For readers who find the question interesting, here's how we got there. This will take a while, so you might want to get a cup of coffee.
The enlarged Regional maps are almost half-again as large as the originals. They have exactly the same content, but are easier to read from a distance.
Every map has to balance size ("format") and content density (how much information can be presented clearly and legibly). A larger sheet will accommodate more information, of course, but it's hard to find wall space for a really big map.
Size is a limiting factor in design as well. While a large map has room for a virtually unlimited amount of detail, it can be viewed as a whole only from a distance of at least several feet. At that distance, the most important content has to be large to be legible.
Large type sets off cascading design requirements. An important city (Louisville, for example) needs to stand out from its smaller neighbors, but that necessarily large type takes up a lot of the room that labeling Louisville's very numerous nearby suburbs would require. How do we justify leaving most of them unidentified, while much smaller towns in rural areas are included?

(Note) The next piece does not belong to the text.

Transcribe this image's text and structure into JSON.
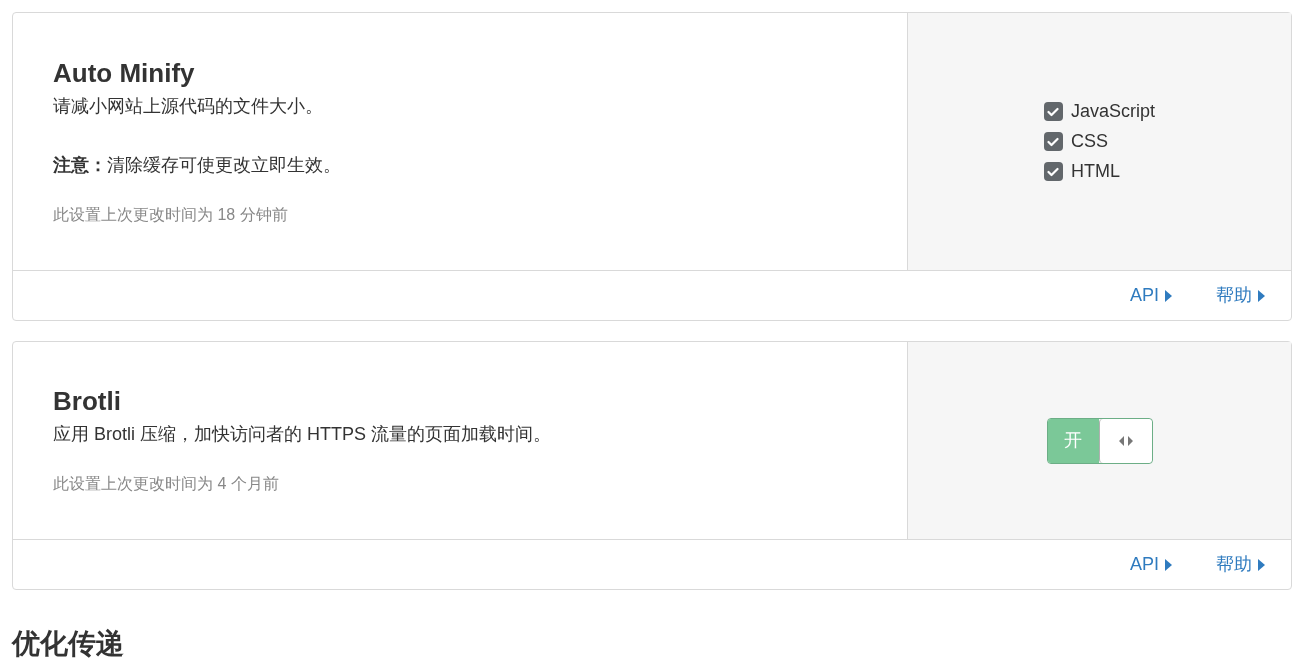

Maps traditionally shoe-horned the small names in anyway. The best examples could be masterpieces of type placement, but they often became maps of names. They were fine for showing all the villages near a town, but you couldn't see the forest for the trees.
And, it gets even worse. The maps couldn't show much additional information, like mountains, valleys, or legible rivers. They were hard-pressed to show legible roads, and the more comprehensive the road network, the less readable the map became. When printed maps were the only source of detailed information, there was little alternative, and cartographers had to make the best of it in an often frustrating, even exasperating trade.
On-line maps have changed the situation entirely. You can now look up any place at nearly any scale - an entire country, a state, zooming in closer and closer, a town, a neighborhood - every street name, every address! Detail increases as the field of view gets smaller, legibility is always maintained - wonderful!
You cannot, however, get much of an overview. On-screen type has to be big, so looking closely means looking at a small area. Readability (of names of roads) is the essential standard, so background information must be limited. These design imperatives give us very good mapping. The best on-line maps are supremely useful. Like Google or other on-line fact providers, they are fantastic sources of close-up details. But they are not much good at presenting the big picture.
For the big picture, a printed map works best. And, where lines and type are concerned, the simpler the better. Background information can be extremely detailed as long as color and contrast are well-managed. We are all good at making at least some sense of complex patterns, but overlying type and lines scramble those patters, and the denser they are, the more they compromise their own legibility.
So - at last - we come back to Raven's enlarged Regional maps. They have all the same information as the original series, but are easily legible from farther away. Is the map going up behind a chair? Across the room? And, do you prefer to absorb the whole, or do you love to get into the fine details?
If the latter, you might find the enlarged Regional maps not quite as detailed as their size might lead you to expect. If you have wall room and are happy not getting you nose on the map, these are a great answer.